§ **WORK TO COMPLETE**
Each line of the data below that includes the string "cslsh" must be copied.

[Website and app data records]
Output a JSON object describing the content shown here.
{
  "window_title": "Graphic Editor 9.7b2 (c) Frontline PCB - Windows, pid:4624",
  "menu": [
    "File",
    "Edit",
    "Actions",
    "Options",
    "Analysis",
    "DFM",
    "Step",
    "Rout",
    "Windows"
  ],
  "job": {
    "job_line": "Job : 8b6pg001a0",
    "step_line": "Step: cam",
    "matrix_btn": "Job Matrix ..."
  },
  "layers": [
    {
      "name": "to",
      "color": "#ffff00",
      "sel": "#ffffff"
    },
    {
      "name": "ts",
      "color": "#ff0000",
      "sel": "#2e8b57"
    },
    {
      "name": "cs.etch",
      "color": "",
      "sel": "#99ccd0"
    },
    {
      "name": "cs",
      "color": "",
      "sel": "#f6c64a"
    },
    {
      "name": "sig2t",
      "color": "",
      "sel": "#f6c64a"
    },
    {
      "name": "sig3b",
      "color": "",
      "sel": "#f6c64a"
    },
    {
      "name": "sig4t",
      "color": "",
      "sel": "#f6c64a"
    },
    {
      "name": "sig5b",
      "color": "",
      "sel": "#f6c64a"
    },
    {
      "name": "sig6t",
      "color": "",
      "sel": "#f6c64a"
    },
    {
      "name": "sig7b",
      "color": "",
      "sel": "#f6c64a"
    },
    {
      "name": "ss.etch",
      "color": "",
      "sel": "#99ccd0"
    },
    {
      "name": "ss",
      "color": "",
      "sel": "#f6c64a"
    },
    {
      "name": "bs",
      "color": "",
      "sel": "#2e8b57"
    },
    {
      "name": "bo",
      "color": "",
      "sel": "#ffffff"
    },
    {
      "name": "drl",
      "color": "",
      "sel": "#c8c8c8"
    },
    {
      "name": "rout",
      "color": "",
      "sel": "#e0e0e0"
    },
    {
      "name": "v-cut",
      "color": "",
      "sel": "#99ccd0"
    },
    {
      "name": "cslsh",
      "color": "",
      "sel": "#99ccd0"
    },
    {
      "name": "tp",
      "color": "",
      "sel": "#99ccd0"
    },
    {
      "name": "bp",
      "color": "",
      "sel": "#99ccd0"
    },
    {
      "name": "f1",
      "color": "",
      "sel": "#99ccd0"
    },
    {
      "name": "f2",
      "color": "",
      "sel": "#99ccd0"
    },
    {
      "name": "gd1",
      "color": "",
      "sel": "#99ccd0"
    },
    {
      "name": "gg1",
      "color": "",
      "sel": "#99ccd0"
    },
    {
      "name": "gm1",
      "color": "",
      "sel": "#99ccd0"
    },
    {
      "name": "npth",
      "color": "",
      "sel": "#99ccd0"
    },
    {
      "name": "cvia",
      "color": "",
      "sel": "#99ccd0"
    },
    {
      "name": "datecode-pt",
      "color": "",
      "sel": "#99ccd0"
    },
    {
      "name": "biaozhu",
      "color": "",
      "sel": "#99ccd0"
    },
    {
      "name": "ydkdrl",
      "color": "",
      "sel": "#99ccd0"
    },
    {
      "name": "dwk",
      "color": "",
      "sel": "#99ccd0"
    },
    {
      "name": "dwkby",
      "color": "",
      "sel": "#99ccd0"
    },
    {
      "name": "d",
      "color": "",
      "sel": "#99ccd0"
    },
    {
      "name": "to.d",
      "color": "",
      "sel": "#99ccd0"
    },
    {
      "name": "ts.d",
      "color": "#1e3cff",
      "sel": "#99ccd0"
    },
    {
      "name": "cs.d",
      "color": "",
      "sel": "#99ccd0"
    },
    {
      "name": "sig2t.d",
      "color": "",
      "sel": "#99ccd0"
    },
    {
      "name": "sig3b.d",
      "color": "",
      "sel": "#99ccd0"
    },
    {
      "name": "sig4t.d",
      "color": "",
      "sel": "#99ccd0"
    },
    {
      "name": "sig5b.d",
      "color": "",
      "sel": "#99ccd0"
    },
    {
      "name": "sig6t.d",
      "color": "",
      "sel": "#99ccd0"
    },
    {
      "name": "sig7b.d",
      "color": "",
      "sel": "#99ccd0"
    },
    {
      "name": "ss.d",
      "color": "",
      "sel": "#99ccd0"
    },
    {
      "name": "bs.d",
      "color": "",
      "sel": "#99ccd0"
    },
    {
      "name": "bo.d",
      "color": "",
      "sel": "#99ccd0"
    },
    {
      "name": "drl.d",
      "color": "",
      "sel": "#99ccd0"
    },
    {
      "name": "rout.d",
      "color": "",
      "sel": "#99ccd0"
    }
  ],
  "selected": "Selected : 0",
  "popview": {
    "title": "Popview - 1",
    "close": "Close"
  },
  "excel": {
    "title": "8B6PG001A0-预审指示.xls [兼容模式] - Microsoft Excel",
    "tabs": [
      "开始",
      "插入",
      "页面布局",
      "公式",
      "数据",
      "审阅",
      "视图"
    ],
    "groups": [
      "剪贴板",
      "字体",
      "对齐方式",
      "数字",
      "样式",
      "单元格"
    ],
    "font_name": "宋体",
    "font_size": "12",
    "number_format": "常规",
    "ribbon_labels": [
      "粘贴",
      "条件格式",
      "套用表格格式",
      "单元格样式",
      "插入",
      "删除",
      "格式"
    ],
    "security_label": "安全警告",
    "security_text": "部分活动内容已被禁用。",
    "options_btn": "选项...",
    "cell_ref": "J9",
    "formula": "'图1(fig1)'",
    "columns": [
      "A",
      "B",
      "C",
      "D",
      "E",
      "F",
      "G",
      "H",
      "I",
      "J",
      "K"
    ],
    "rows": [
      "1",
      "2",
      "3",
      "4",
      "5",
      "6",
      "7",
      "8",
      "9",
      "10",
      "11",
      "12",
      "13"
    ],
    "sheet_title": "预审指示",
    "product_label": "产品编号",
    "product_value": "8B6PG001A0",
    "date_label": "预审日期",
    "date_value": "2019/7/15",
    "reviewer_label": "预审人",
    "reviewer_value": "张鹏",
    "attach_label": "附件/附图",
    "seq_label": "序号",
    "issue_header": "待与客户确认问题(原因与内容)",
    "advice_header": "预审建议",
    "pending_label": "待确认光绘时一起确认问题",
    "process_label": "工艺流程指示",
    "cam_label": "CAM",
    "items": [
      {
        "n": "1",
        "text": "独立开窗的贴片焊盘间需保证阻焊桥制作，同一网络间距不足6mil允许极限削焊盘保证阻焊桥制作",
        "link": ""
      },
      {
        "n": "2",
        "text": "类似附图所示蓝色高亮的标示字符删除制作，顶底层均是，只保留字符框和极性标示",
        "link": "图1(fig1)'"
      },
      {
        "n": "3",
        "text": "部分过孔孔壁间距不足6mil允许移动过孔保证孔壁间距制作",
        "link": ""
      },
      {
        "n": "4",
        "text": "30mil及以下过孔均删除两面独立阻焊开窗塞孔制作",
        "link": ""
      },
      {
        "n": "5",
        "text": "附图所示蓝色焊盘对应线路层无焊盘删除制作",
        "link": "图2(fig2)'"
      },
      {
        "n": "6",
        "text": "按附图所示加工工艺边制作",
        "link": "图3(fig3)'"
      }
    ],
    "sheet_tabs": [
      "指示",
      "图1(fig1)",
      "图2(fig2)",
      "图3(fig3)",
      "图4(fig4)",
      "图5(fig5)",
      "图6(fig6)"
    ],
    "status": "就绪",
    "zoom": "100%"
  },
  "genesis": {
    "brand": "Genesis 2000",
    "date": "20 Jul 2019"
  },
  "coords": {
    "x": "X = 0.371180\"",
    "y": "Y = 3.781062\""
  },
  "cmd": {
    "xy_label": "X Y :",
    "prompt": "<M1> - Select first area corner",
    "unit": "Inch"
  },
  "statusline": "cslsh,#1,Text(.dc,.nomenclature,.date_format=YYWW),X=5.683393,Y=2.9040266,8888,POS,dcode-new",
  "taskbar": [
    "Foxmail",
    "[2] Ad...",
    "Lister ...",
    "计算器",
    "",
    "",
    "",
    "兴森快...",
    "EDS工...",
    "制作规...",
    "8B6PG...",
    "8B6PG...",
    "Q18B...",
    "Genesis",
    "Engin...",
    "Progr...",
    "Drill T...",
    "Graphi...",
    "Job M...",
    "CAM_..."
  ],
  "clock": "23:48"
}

§ **EXERCISE SOLUTION**
      "name": "cslsh",
  "statusline": "cslsh,#1,Text(.dc,.nomenclature,.date_format=YYWW),X=5.683393,Y=2.9040266,8888,POS,dcode-new",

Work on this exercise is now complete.